      You have a very large energy bill. A 1kW solar energy system will generate around 4-5kW/h a day in Australia. On average, a home will use up about 13-18kW/h a day, and have a respective bill of around $200-$350 a quarter. I estimate you have a average daily energy consumption therefore of around 52-72kW/h, roughly 4 times the average home.

      What I would recommend is a two-pronged approach to reducing your energy bills and making a solar energy system a feasible option on your home. The first is to have an energy audit conducted by a suitably qualified auditor in accordance with the pre-approval process for a $10,000 green loan. More information is available here: http://www.environment.gov.au/greenloans/index.html

      This will help you to discover what is using up so much energy in the property, and where you can reduce this. The interest free green loan is also a helpful hand when considering a larger 2-3kW solar energy system, which you will have to do in order to impact your needs. These systems are 12-18 panels in size respectively, and require a medium to large amount of Northerly aspect roofing. Make sure this is available.

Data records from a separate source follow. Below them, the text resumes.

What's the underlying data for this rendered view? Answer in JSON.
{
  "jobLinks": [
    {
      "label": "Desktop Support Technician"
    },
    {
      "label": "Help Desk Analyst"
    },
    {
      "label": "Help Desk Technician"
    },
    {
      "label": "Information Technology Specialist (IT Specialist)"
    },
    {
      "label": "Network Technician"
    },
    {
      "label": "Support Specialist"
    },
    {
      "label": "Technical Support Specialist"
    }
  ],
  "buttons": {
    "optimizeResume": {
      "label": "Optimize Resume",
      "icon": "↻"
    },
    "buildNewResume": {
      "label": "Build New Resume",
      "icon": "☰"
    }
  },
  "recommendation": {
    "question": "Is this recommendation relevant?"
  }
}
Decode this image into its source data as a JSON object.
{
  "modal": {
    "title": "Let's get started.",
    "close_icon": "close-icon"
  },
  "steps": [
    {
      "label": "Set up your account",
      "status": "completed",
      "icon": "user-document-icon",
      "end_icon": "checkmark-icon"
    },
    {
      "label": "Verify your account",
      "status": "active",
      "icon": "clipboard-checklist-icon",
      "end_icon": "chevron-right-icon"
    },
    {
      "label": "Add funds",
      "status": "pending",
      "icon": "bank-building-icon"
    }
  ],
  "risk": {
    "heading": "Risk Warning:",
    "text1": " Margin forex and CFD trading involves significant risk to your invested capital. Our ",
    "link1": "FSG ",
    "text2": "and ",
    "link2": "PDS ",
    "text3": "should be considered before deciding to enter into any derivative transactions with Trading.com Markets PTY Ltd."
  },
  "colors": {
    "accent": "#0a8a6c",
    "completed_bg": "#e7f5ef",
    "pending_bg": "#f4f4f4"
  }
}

      I would then recommend signing up on our website as aformentioned and requesting those sized systems price summaries. One of our experience solar brokers will be in contact with you within a couple of hours to discuss the options from there.

      Hope this helps,

      Jarrah Harburn

      Solar Broker

      Solar Choice

  4. Why only grid-connected dwellings?

    Seems to me that government is – as usual – hiding something… namely, that this is effectively a taxpayer-funded subsidy to electricity-generators (by reducing their requirement to upgrade and maintain facilities to cope with load).

    There are people who are off-grid because the cost of grid connection is astronomical ($40k if you are more than about 1km from the last electricity pole in your region – that bears no relationship whatsoever to the costs of putting up a dowzen poles, and stringing some wire across them).

    Think harder when government tells you it’s giving you something… invariably it is robbing peter to pay not Paul, but to pay it’s cronies.

    Cheerio

    GT

  5. Hi Sandra – the Solar Credit scheme won’t apply to solar hot water, only to solar energy installations.

  6. Does anyone know if water heaters that have fewer than 20 RECs (e.g. small heat pumps) that were previously ineligible for the $1600 rebate, will be included in the solar credits scheme?
    I felt that the last system discriminated against smaller households.

  7. I got a small businese can i get rabate and instal a solar power on my shop and how much cost me thankyou

    1. Hi Danny – yes, all businesses can receive Solar Credits discounts of up to $7,500 depending on where you are in Australia – ask us to generate a Quote Comparison for you to see what new deals are on offer

Comments are closed.